Wnt family member 3
The WNT3 gene is part of a large family of WNT genes, which play critical roles in development before birth. WNT genes provide instructions for making proteins that participate in chemical signaling pathways in the body. These pathways control the activity of certain genes and regulate the interactions between cells during embryonic development.
Research in animals indicates that the protein produced from the WNT3 gene is critical for the outgrowth of the limbs in the developing embryo. The WNT3 protein also appears to play an important role in determining the anterior-posterior axis (the imaginary line that runs from head to tail in animals) during the earliest stages of embryonic development. Additionally, the effects of mutations in the human WNT3 gene suggest that the protein may be involved in the normal formation of the facial features, head, heart, lungs, nervous system, skeleton, and genitalia.

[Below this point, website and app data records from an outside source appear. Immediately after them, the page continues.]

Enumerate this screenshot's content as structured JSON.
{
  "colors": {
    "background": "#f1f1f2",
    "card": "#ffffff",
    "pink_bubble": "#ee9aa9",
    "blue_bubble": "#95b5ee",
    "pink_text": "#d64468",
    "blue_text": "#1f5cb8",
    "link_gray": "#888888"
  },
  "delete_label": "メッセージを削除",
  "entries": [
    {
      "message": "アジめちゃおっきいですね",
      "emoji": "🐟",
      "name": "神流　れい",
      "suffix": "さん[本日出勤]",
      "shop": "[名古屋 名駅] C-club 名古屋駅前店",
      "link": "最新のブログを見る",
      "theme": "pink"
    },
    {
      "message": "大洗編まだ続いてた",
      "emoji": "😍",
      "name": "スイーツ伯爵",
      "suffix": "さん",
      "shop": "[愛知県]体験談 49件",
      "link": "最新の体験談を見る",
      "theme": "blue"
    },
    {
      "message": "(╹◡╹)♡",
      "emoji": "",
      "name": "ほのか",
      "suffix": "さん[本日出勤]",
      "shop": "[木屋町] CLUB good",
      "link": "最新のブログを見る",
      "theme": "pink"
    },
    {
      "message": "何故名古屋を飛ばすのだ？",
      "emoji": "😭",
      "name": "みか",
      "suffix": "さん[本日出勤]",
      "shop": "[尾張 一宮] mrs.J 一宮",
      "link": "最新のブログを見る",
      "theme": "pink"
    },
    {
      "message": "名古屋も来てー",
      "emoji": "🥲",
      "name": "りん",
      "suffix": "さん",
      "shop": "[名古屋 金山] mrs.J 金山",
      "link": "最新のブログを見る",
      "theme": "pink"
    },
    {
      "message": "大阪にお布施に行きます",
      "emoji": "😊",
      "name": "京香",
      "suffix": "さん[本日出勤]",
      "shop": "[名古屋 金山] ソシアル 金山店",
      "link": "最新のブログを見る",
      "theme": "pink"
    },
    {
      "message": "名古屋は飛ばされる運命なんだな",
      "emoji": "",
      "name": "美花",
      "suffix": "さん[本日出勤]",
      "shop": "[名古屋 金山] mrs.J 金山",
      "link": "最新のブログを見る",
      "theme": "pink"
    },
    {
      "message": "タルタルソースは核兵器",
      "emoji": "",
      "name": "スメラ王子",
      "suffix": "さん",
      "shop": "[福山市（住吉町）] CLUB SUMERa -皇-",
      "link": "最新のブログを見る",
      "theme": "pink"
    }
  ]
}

A mutation in the WNT3 gene has been shown to cause tetra-amelia syndrome among members of one large family from Turkey. This mutation, which occurs in both copies of the WNT3 gene in each cell, replaces one protein building block (amino acid) with a premature stop signal in the instructions for making the WNT3 protein. This mutation is written as Gln83Ter or Q83X.
Researchers believe that the Gln83Ter mutation results in the production of an abnormally short, nonfunctional version of the WNT3 protein. Loss of the WNT3 protein disrupts normal limb formation before birth and leads to the other serious birth defects associated with tetra-amelia syndrome.
- Oncogene INT4
- Proto-oncogene protein Wnt-3
- wingless-type MMTV integration site family member 3
- wingless-type MMTV integration site family, member 3
- WNT-3 proto-oncogene protein